Pauline Cusson, #2572
editor@acgs.org

I want to thank our President, Bernadette Doucette Meunier for the tribute to our co-founder, the late Roger W. Lawrence, #1. She clearly captured the sentiments of many who knew Roger. Thank you, Bernadette.

We are lucky that some of our French colleagues in Quebec are anxious to have their work published in English in our journal. As a result of Dennis Taylor’s inquiry into the back­ground on Catherine de Baillon, and a partial translation, the authors of a 22-page article in the Mémoires, the official journal of the Société Généalogique Canadien-Française [SGCF], agreed to translate portions of their article for our readers. I’m quite excited that they took so much time from their busy schedules to make this connection between the Chartiers and Baillons so vivid for our readers. Be sure to read the footnotes  in this article – some old myths are debunked.
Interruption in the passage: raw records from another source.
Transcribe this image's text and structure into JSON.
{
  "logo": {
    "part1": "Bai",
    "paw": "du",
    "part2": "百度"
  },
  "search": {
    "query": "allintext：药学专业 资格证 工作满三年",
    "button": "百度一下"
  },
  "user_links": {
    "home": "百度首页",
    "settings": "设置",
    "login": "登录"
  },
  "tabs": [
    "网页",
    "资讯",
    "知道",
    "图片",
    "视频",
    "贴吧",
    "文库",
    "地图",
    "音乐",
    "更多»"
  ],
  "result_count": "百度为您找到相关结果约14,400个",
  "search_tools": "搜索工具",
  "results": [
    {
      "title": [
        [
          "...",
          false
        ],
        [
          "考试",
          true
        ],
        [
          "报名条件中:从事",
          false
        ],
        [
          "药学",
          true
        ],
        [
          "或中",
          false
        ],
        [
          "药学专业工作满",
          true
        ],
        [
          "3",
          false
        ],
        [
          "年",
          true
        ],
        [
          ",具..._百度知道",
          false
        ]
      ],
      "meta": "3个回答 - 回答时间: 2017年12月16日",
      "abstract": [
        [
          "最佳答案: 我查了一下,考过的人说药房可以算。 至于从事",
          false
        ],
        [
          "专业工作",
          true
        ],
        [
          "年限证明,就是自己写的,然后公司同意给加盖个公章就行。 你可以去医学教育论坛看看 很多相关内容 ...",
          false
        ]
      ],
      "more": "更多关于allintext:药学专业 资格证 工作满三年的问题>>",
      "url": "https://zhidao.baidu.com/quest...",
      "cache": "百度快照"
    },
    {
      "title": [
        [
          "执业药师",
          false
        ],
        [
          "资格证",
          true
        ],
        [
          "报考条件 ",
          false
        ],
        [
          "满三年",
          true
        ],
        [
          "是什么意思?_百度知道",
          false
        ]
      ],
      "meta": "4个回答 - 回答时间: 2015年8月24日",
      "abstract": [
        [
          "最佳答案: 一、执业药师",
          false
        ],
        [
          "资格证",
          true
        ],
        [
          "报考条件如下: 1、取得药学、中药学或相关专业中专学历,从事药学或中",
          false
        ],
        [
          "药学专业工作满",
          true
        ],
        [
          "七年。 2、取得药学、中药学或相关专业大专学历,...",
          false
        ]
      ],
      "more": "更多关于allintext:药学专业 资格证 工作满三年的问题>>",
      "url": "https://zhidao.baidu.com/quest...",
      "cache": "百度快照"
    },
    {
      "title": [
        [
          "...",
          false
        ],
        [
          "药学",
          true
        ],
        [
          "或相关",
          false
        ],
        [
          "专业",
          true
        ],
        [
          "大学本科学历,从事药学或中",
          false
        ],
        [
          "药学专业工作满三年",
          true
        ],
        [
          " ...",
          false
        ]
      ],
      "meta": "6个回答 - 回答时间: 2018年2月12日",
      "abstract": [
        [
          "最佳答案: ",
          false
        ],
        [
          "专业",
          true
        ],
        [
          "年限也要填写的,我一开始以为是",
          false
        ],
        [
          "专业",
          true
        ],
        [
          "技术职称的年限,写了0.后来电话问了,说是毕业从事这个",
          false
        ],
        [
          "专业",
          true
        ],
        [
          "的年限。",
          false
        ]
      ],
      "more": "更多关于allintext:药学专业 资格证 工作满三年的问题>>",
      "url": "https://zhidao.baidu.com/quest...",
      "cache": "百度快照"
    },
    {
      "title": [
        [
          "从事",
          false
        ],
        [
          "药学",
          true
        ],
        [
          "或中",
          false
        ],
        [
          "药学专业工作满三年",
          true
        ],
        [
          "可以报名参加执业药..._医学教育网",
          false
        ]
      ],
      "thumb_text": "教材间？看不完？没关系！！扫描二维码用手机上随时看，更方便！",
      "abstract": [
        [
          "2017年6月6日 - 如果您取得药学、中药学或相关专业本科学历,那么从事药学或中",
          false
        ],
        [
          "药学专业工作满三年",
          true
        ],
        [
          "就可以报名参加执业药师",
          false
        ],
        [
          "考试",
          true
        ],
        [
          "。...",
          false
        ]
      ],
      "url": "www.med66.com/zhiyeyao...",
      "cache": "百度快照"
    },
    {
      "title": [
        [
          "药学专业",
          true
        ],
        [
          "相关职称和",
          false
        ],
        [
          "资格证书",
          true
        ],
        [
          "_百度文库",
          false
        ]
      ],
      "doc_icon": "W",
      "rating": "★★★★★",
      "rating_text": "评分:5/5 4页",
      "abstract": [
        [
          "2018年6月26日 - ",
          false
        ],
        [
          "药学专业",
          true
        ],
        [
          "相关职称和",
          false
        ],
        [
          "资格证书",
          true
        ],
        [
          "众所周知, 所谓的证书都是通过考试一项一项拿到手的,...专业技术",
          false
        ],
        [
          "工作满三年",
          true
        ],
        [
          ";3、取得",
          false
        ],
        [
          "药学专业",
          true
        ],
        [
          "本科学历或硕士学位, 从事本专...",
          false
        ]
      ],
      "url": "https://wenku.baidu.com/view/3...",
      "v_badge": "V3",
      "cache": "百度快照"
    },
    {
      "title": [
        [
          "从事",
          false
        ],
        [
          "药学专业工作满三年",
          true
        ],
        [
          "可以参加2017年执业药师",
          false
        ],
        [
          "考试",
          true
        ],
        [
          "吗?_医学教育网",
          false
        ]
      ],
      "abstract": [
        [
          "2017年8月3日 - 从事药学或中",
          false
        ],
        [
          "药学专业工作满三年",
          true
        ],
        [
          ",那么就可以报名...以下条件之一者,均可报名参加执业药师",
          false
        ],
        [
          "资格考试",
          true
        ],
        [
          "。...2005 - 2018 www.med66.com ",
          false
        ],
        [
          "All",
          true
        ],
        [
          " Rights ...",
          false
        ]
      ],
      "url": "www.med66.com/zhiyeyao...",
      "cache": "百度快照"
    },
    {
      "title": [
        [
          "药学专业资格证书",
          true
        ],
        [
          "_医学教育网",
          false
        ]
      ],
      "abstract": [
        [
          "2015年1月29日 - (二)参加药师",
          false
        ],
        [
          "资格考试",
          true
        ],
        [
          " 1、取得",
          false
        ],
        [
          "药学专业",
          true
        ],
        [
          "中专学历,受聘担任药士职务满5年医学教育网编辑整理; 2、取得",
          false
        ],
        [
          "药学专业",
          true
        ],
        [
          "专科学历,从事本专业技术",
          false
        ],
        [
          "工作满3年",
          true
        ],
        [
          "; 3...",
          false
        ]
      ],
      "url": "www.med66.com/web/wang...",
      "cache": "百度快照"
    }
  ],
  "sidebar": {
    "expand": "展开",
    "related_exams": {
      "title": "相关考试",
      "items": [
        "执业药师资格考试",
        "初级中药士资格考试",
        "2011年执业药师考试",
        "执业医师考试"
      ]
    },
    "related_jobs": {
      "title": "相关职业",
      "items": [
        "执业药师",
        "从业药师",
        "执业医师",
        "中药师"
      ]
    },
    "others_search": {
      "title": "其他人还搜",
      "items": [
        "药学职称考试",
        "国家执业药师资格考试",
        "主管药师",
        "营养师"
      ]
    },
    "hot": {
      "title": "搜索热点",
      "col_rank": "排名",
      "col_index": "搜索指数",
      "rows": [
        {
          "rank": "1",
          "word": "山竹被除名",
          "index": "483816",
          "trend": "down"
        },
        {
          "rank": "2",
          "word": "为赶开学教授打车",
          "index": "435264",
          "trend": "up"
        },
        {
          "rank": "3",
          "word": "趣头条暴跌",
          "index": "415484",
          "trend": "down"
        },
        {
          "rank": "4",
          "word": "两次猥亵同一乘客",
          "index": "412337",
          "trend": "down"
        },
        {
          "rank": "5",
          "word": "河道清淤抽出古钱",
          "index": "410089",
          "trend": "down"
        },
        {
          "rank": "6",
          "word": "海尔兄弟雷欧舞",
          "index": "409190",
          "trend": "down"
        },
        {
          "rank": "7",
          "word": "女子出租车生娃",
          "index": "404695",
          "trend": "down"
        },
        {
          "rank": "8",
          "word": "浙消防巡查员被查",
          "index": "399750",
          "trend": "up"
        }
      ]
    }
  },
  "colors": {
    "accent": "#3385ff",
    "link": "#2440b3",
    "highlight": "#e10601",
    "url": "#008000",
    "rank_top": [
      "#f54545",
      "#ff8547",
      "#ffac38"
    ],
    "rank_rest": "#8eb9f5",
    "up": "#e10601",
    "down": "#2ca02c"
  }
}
At the risk of being repetitive, I could not ignore the well-cited and well-document article submitted as a result of the English Captives book and the follow-up article by Roger Verboncoeur we did on the John MacCluer family. As Roger V. indicated to me, the article by Jacqueline Dinan has far more details than his. Thank you, Roger and Jacqueline. This article will be the basis of a supplement to the English Captives book and the reason for a future second edition for this book.

We have a returning author for the Acadian section – Barbara LeBlanc with an article on the Lehuédé family in Brittany, Franceand Cape Breton, Nova Scotia. This is about an amazing journey of courage, perseverance and love of family and history. Well done again, Barbara.

To the regular Editorial staff that supports the Journal and provides an enormous service to the Editor in making this one of the best journals in the realm of small ethnic societies, I can’t thank you enough. I look forward to working with all of you for another year.  Many of our feature section authors have been contributing for the past 16 years and I hope we get at least 16 more together.

I would also like to welcome Stephen Lefoley who is now processing member­ship and providing the New Members list in the journal and the mailing list that Bernadette Meunier provided for the past several years.

If you are a snowbird, don’t forget to let Steve know when you are back up north to be sure we have the correct mailing address for each issue.

Once again, ACGS will have a Spring Conference with local speakers on April 22 in our library at the corner of 4 Elm and West Baker streets – entrance on the side. Plenty of free parking in the rear of the building.

Please look at the Research Services page on the inserts in the middle of the book. You’ll fin some slight changes to our pricing structure and some added services.